- [Task inputs]:
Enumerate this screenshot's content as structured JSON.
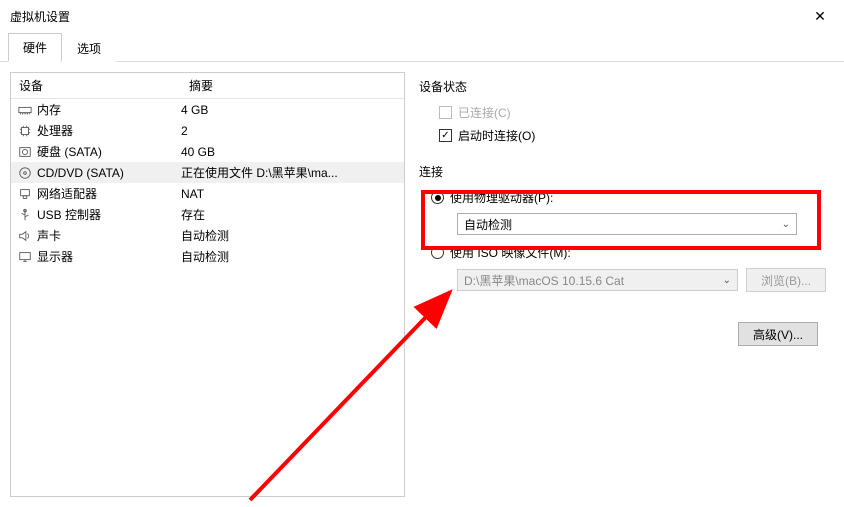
{
  "window": {
    "title": "虚拟机设置"
  },
  "tabs": {
    "active": "硬件",
    "inactive": "选项"
  },
  "table": {
    "col_device": "设备",
    "col_summary": "摘要",
    "rows": [
      {
        "icon": "memory-icon",
        "name": "内存",
        "summary": "4 GB"
      },
      {
        "icon": "cpu-icon",
        "name": "处理器",
        "summary": "2"
      },
      {
        "icon": "disk-icon",
        "name": "硬盘 (SATA)",
        "summary": "40 GB"
      },
      {
        "icon": "cd-icon",
        "name": "CD/DVD (SATA)",
        "summary": "正在使用文件 D:\\黑苹果\\ma..."
      },
      {
        "icon": "network-icon",
        "name": "网络适配器",
        "summary": "NAT"
      },
      {
        "icon": "usb-icon",
        "name": "USB 控制器",
        "summary": "存在"
      },
      {
        "icon": "sound-icon",
        "name": "声卡",
        "summary": "自动检测"
      },
      {
        "icon": "display-icon",
        "name": "显示器",
        "summary": "自动检测"
      }
    ]
  },
  "device_status": {
    "title": "设备状态",
    "connected": "已连接(C)",
    "connect_at_power": "启动时连接(O)"
  },
  "connection": {
    "title": "连接",
    "use_physical": "使用物理驱动器(P):",
    "physical_value": "自动检测",
    "use_iso": "使用 ISO 映像文件(M):",
    "iso_value": "D:\\黑苹果\\macOS 10.15.6 Cat",
    "browse": "浏览(B)..."
  },
  "advanced": "高级(V)..."
}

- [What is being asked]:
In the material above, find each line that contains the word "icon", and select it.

- [Solution]:
        "icon": "memory-icon",
        "icon": "cpu-icon",
        "icon": "disk-icon",
        "icon": "cd-icon",
        "icon": "network-icon",
        "icon": "usb-icon",
        "icon": "sound-icon",
        "icon": "display-icon",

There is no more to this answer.